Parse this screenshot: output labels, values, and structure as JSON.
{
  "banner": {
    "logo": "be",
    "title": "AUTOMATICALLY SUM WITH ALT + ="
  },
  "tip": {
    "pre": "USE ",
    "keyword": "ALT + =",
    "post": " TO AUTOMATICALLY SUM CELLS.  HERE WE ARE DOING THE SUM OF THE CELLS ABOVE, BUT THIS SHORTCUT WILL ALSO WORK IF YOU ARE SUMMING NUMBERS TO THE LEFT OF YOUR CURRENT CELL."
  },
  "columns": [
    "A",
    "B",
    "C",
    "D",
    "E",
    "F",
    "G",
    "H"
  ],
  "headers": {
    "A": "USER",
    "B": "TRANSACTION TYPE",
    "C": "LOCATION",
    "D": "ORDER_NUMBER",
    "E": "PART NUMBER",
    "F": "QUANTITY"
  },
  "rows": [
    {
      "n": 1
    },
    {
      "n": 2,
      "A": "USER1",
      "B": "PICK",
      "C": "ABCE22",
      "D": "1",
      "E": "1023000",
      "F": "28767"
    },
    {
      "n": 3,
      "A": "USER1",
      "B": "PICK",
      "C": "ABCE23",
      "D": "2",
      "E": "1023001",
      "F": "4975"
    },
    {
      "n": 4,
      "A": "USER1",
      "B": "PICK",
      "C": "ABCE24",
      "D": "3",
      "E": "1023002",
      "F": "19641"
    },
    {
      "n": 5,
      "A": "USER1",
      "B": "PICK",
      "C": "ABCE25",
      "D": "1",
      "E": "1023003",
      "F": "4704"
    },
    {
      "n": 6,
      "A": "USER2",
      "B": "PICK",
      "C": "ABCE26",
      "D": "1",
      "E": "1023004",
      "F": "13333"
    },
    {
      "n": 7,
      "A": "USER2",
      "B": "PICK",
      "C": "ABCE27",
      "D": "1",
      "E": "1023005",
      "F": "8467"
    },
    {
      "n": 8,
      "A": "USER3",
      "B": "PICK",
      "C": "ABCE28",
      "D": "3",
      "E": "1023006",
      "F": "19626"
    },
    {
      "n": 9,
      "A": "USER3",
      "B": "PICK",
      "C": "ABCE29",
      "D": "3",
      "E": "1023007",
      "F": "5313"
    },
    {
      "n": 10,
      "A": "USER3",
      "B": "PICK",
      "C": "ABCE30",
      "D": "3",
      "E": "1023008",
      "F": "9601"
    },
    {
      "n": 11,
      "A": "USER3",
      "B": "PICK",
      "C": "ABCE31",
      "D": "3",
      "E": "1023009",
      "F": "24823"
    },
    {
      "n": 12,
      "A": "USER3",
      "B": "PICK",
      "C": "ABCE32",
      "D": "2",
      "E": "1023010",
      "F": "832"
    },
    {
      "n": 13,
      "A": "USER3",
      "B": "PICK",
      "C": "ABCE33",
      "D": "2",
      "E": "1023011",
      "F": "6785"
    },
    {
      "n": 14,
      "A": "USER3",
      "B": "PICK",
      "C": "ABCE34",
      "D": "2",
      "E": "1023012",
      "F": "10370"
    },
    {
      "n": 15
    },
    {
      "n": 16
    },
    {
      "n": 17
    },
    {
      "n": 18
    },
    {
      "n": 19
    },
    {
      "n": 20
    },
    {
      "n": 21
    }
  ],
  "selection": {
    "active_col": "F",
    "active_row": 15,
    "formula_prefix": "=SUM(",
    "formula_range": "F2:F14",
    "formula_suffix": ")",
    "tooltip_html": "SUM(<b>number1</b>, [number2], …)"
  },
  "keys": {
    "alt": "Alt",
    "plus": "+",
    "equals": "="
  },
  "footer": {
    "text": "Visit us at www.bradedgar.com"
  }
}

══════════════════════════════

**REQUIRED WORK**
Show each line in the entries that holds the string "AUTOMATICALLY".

**ANSWER TO THIS TASK**
    "title": "AUTOMATICALLY SUM WITH ALT + ="
    "post": " TO AUTOMATICALLY SUM CELLS.  HERE WE ARE DOING THE SUM OF THE CELLS ABOVE, BUT THIS SHORTCUT WILL ALSO WORK IF YOU ARE SUMMING NUMBERS TO THE LEFT OF YOUR CURRENT CELL."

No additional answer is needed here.